■ Problem ■
Produce a word-for-word copy of the listing below without its pictures.

■ Records for processing ■
*** Begin section ***

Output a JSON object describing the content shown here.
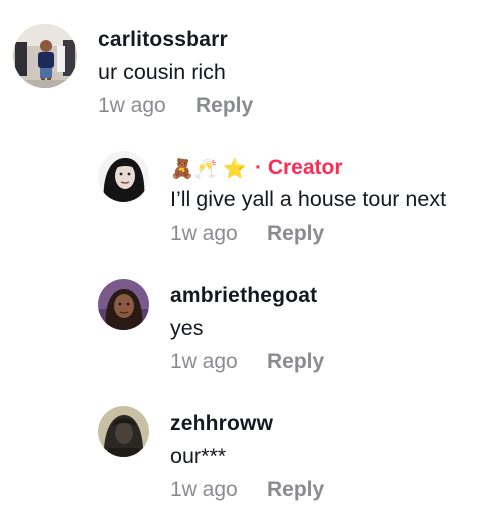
{
  "comments": [
    {
      "username": "carlitossbarr",
      "text": "ur cousin rich",
      "time": "1w ago",
      "reply_label": "Reply"
    },
    {
      "username": "🧸🥂 ⭐",
      "creator_label": "· Creator",
      "text": "I’ll give yall a house tour next",
      "time": "1w ago",
      "reply_label": "Reply"
    },
    {
      "username": "ambriethegoat",
      "text": "yes",
      "time": "1w ago",
      "reply_label": "Reply"
    },
    {
      "username": "zehhroww",
      "text": "our***",
      "time": "1w ago",
      "reply_label": "Reply"
    }
  ],
  "colors": {
    "text": "#161823",
    "muted": "#8a8b91",
    "creator": "#fe2c55",
    "background": "#ffffff"
  }
}
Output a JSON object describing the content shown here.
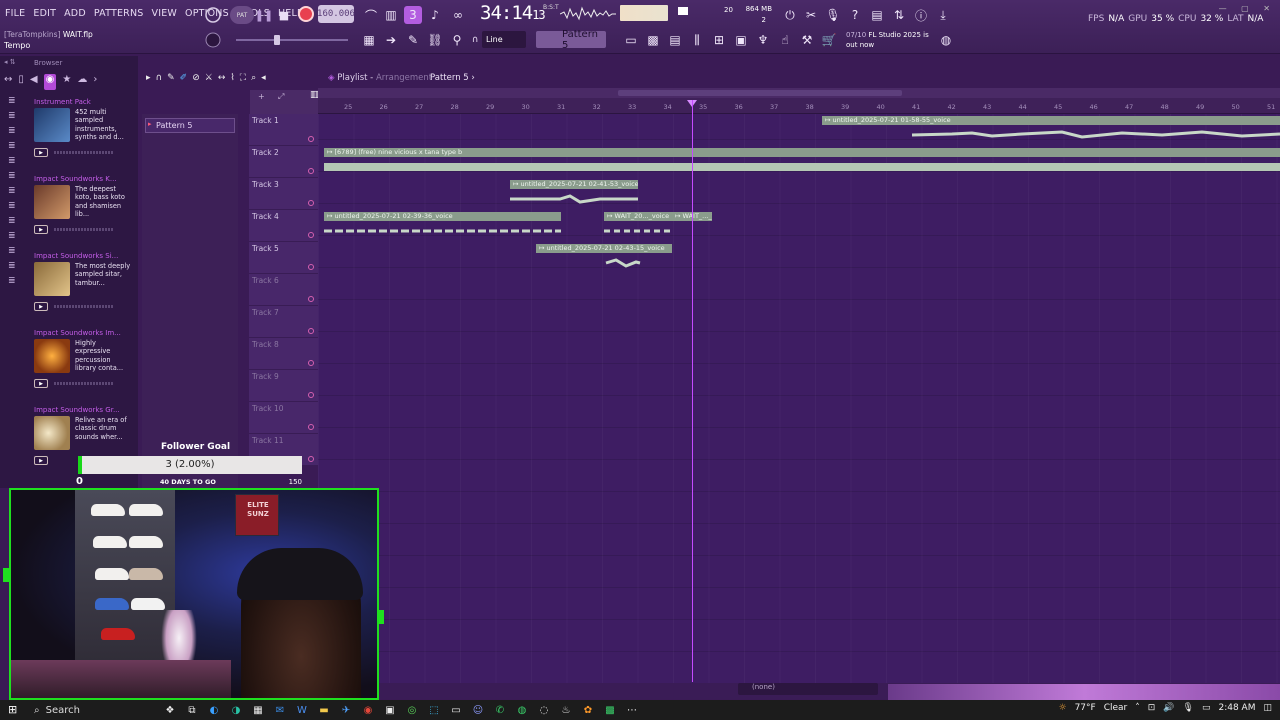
{
  "menu": [
    "FILE",
    "EDIT",
    "ADD",
    "PATTERNS",
    "VIEW",
    "OPTIONS",
    "TOOLS",
    "HELP"
  ],
  "project": {
    "user": "[TeraTompkins]",
    "file": "WAIT.flp",
    "hint": "Tempo"
  },
  "transport": {
    "pat_label": "PAT",
    "bpm": "160.006",
    "time": "34:14",
    "time_sub": "13",
    "time_label": "B:S:T"
  },
  "system": {
    "memory": "864 MB",
    "polyphony": "2",
    "cpu_num": "20"
  },
  "toolbar": {
    "snap_mode": "Line",
    "pattern": "Pattern 5"
  },
  "news": {
    "date": "07/10",
    "text": "FL Studio 2025 is",
    "text2": "out now"
  },
  "stats": {
    "fps_label": "FPS",
    "fps": "N/A",
    "gpu_label": "GPU",
    "gpu": "35 %",
    "cpu_label": "CPU",
    "cpu": "32 %",
    "lat_label": "LAT",
    "lat": "N/A"
  },
  "browser": {
    "title": "Browser",
    "packs": [
      {
        "title": "Instrument Pack",
        "desc": "452 multi sampled instruments, synths and d..."
      },
      {
        "title": "Impact Soundworks K...",
        "desc": "The deepest koto, bass koto and shamisen lib..."
      },
      {
        "title": "Impact Soundworks Si...",
        "desc": "The most deeply sampled sitar, tambur..."
      },
      {
        "title": "Impact Soundworks Im...",
        "desc": "Highly expressive percussion library conta..."
      },
      {
        "title": "Impact Soundworks Gr...",
        "desc": "Relive an era of classic drum sounds wher..."
      }
    ]
  },
  "playlist": {
    "title": "Playlist",
    "subtitle": "Arrangement",
    "pattern": "Pattern 5",
    "pattern_item": "Pattern 5",
    "ruler": [
      "25",
      "26",
      "27",
      "28",
      "29",
      "30",
      "31",
      "32",
      "33",
      "34",
      "35",
      "36",
      "37",
      "38",
      "39",
      "40",
      "41",
      "42",
      "43",
      "44",
      "45",
      "46",
      "47",
      "48",
      "49",
      "50",
      "51"
    ],
    "tracks": [
      "Track 1",
      "Track 2",
      "Track 3",
      "Track 4",
      "Track 5",
      "Track 6",
      "Track 7",
      "Track 8",
      "Track 9",
      "Track 10",
      "Track 11"
    ],
    "clips": [
      {
        "track": 0,
        "label": "untitled_2025-07-21 01-58-55_voice"
      },
      {
        "track": 1,
        "label": "[6789] (free) nine vicious x tana type b"
      },
      {
        "track": 2,
        "label": "untitled_2025-07-21 02-41-53_voice"
      },
      {
        "track": 3,
        "label": "untitled_2025-07-21 02-39-36_voice"
      },
      {
        "track": 3,
        "label": "WAIT_20..._voice"
      },
      {
        "track": 3,
        "label": "WAIT_..._voice"
      },
      {
        "track": 4,
        "label": "untitled_2025-07-21 02-43-15_voice"
      }
    ],
    "none_label": "(none)"
  },
  "follower_goal": {
    "title": "Follower Goal",
    "value": "3 (2.00%)",
    "min": "0",
    "max": "150",
    "days": "40 DAYS TO GO",
    "progress_fraction": 0.02
  },
  "webcam": {
    "poster_text": "ELITE SUNZ"
  },
  "taskbar": {
    "search": "Search",
    "weather": "77°F",
    "weather_desc": "Clear",
    "time": "2:48 AM"
  }
}
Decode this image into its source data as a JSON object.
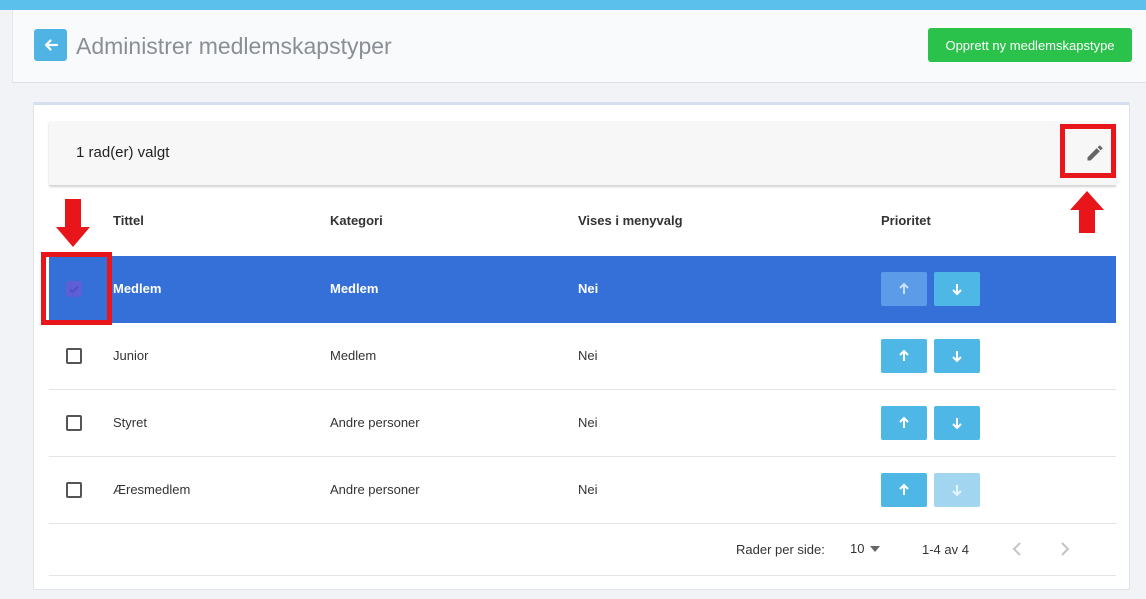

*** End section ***

■ Exercise solution ■
Output a JSON object describing the content shown here.
{
  "comments": [
    {
      "username": "carlitossbarr",
      "text": "ur cousin rich",
      "time": "1w ago",
      "reply_label": "Reply"
    },
    {
      "username": "🧸🥂 ⭐",
      "creator_label": "· Creator",
      "text": "I’ll give yall a house tour next",
      "time": "1w ago",
      "reply_label": "Reply"
    },
    {
      "username": "ambriethegoat",
      "text": "yes",
      "time": "1w ago",
      "reply_label": "Reply"
    },
    {
      "username": "zehhroww",
      "text": "our***",
      "time": "1w ago",
      "reply_label": "Reply"
    }
  ],
  "colors": {
    "text": "#161823",
    "muted": "#8a8b91",
    "creator": "#fe2c55",
    "background": "#ffffff"
  }
}
Output a JSON object describing the content shown here.
{
  "menu": [
    "FILE",
    "EDIT",
    "ADD",
    "PATTERNS",
    "VIEW",
    "OPTIONS",
    "TOOLS",
    "HELP"
  ],
  "project": {
    "user": "[TeraTompkins]",
    "file": "WAIT.flp",
    "hint": "Tempo"
  },
  "transport": {
    "pat_label": "PAT",
    "bpm": "160.006",
    "time": "34:14",
    "time_sub": "13",
    "time_label": "B:S:T"
  },
  "system": {
    "memory": "864 MB",
    "polyphony": "2",
    "cpu_num": "20"
  },
  "toolbar": {
    "snap_mode": "Line",
    "pattern": "Pattern 5"
  },
  "news": {
    "date": "07/10",
    "text": "FL Studio 2025 is",
    "text2": "out now"
  },
  "stats": {
    "fps_label": "FPS",
    "fps": "N/A",
    "gpu_label": "GPU",
    "gpu": "35 %",
    "cpu_label": "CPU",
    "cpu": "32 %",
    "lat_label": "LAT",
    "lat": "N/A"
  },
  "browser": {
    "title": "Browser",
    "packs": [
      {
        "title": "Instrument Pack",
        "desc": "452 multi sampled instruments, synths and d..."
      },
      {
        "title": "Impact Soundworks K...",
        "desc": "The deepest koto, bass koto and shamisen lib..."
      },
      {
        "title": "Impact Soundworks Si...",
        "desc": "The most deeply sampled sitar, tambur..."
      },
      {
        "title": "Impact Soundworks Im...",
        "desc": "Highly expressive percussion library conta..."
      },
      {
        "title": "Impact Soundworks Gr...",
        "desc": "Relive an era of classic drum sounds wher..."
      }
    ]
  },
  "playlist": {
    "title": "Playlist",
    "subtitle": "Arrangement",
    "pattern": "Pattern 5",
    "pattern_item": "Pattern 5",
    "ruler": [
      "25",
      "26",
      "27",
      "28",
      "29",
      "30",
      "31",
      "32",
      "33",
      "34",
      "35",
      "36",
      "37",
      "38",
      "39",
      "40",
      "41",
      "42",
      "43",
      "44",
      "45",
      "46",
      "47",
      "48",
      "49",
      "50",
      "51"
    ],
    "tracks": [
      "Track 1",
      "Track 2",
      "Track 3",
      "Track 4",
      "Track 5",
      "Track 6",
      "Track 7",
      "Track 8",
      "Track 9",
      "Track 10",
      "Track 11"
    ],
    "clips": [
      {
        "track": 0,
        "label": "untitled_2025-07-21 01-58-55_voice"
      },
      {
        "track": 1,
        "label": "[6789] (free) nine vicious x tana type b"
      },
      {
        "track": 2,
        "label": "untitled_2025-07-21 02-41-53_voice"
      },
      {
        "track": 3,
        "label": "untitled_2025-07-21 02-39-36_voice"
      },
      {
        "track": 3,
        "label": "WAIT_20..._voice"
      },
      {
        "track": 3,
        "label": "WAIT_..._voice"
      },
      {
        "track": 4,
        "label": "untitled_2025-07-21 02-43-15_voice"
      }
    ],
    "none_label": "(none)"
  },
  "follower_goal": {
    "title": "Follower Goal",
    "value": "3 (2.00%)",
    "min": "0",
    "max": "150",
    "days": "40 DAYS TO GO",
    "progress_fraction": 0.02
  },
  "webcam": {
    "poster_text": "ELITE SUNZ"
  },
  "taskbar": {
    "search": "Search",
    "weather": "77°F",
    "weather_desc": "Clear",
    "time": "2:48 AM"
  }
}
Decode this image into its source data as a JSON object.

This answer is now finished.